=== Begin Enclosure ===

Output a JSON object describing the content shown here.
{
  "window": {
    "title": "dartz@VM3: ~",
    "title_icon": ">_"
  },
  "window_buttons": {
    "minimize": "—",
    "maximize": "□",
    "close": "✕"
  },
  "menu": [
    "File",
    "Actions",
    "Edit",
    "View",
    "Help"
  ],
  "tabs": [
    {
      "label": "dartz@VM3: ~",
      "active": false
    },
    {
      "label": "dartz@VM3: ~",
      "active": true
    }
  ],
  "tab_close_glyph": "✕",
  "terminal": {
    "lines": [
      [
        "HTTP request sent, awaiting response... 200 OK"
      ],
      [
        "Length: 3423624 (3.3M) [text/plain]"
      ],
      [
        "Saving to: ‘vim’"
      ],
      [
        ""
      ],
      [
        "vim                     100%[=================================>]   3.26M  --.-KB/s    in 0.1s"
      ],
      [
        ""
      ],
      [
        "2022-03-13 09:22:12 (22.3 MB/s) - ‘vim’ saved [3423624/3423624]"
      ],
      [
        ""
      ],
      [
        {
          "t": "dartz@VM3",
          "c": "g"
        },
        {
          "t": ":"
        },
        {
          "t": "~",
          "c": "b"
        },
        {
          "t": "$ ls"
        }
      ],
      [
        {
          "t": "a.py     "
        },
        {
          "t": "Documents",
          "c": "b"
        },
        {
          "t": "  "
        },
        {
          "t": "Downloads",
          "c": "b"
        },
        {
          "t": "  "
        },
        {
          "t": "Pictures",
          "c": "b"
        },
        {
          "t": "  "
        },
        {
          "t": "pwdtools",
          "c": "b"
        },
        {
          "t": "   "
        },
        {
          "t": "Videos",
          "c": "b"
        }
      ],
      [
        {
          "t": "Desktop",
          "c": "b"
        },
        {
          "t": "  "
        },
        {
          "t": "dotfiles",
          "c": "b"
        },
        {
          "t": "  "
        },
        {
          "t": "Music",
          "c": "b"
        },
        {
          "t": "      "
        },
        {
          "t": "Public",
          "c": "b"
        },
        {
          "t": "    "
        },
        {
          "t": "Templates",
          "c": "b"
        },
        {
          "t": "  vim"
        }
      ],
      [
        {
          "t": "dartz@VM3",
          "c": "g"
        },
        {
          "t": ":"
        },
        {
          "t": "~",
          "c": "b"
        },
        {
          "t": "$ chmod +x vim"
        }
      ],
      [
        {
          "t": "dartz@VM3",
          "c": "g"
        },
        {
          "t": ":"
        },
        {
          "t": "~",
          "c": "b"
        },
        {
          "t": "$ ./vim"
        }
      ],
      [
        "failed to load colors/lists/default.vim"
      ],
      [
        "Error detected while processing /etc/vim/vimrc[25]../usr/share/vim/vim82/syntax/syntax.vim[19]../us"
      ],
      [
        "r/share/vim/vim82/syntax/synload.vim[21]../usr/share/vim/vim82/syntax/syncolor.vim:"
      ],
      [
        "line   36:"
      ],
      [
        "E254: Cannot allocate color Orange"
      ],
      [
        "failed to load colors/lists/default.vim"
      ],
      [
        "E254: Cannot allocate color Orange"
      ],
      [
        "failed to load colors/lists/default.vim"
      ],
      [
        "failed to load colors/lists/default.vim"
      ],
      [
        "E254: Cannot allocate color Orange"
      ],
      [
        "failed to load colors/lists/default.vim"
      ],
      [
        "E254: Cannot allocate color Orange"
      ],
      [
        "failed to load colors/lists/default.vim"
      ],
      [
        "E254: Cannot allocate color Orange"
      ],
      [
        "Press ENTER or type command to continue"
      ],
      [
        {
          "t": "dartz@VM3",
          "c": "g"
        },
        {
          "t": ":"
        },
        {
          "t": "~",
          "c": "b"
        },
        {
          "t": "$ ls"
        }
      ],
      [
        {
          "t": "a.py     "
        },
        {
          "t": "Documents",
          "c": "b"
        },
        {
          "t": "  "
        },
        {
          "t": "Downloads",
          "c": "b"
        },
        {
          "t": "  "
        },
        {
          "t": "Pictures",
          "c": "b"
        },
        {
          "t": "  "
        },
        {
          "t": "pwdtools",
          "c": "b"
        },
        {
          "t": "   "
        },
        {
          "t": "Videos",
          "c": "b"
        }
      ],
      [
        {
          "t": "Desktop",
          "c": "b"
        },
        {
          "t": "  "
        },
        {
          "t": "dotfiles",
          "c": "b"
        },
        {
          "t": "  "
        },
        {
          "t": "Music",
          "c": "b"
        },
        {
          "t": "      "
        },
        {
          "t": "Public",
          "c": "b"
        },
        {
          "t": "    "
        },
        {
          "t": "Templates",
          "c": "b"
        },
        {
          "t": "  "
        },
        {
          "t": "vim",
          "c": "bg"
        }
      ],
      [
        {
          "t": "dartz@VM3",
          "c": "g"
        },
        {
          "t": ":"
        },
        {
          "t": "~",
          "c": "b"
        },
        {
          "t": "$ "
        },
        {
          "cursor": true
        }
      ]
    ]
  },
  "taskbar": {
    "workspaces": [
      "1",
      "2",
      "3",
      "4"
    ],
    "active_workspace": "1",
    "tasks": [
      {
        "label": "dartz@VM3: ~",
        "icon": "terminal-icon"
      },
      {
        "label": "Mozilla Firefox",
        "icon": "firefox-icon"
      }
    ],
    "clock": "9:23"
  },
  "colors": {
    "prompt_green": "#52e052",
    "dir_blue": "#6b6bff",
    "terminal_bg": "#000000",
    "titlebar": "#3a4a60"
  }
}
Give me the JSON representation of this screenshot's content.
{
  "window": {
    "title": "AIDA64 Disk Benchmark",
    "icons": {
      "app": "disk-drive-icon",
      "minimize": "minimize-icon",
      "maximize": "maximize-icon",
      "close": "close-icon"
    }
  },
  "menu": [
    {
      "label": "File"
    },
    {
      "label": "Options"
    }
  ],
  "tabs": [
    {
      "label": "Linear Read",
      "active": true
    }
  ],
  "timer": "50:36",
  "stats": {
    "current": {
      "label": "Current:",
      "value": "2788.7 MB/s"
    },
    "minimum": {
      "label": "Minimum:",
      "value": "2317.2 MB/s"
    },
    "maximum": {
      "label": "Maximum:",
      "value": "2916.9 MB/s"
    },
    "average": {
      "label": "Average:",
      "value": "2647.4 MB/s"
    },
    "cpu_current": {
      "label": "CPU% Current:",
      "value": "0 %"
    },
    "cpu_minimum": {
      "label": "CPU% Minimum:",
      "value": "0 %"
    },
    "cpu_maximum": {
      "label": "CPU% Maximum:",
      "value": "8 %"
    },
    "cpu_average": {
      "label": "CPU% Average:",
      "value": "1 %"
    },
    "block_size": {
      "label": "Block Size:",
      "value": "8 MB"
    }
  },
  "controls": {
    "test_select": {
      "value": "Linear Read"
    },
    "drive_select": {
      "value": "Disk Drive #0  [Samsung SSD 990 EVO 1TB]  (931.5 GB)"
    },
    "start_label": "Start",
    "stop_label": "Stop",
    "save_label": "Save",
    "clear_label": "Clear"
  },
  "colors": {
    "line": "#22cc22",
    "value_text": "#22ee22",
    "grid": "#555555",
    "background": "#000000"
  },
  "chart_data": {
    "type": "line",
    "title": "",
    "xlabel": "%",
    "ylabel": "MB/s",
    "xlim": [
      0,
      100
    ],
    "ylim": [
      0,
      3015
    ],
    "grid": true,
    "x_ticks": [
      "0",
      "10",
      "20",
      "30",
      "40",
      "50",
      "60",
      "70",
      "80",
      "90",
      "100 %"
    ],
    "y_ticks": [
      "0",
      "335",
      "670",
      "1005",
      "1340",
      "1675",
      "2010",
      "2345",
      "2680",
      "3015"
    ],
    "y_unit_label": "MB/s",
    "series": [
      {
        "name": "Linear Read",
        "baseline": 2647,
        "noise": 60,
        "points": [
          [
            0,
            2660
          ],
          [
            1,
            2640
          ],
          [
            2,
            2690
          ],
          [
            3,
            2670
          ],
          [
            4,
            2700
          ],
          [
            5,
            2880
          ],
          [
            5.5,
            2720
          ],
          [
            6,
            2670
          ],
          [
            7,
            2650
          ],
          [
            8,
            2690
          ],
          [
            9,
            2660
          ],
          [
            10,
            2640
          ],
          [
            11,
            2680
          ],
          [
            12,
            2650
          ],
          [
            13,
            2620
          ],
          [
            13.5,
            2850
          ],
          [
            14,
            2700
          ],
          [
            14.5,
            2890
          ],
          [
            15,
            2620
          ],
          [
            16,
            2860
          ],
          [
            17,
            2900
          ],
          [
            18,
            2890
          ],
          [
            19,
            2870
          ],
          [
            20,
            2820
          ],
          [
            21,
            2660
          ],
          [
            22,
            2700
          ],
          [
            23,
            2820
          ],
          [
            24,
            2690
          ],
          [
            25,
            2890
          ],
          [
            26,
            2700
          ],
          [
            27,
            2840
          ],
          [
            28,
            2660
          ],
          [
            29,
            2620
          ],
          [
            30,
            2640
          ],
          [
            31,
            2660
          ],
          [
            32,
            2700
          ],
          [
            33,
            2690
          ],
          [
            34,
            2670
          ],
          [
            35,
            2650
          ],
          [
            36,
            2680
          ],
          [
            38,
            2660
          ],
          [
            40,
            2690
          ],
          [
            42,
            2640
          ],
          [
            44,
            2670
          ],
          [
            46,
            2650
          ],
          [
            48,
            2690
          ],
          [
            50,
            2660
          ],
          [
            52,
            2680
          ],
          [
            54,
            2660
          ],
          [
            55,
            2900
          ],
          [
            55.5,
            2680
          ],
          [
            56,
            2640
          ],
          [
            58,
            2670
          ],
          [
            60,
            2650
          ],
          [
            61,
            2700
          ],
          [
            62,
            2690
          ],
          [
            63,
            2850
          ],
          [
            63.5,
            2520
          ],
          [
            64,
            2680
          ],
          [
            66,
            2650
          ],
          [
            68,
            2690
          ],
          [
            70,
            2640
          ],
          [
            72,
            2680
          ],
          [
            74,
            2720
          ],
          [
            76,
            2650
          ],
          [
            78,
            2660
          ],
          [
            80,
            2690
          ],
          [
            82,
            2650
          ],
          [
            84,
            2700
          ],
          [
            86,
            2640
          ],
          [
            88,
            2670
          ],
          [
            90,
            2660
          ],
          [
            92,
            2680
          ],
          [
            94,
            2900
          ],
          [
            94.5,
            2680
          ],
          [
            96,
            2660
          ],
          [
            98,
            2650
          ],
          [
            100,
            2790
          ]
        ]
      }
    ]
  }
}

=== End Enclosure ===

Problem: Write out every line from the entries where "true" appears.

Result of the exercise:
      "active": true
          "cursor": true
      "active": true
    "grid": true,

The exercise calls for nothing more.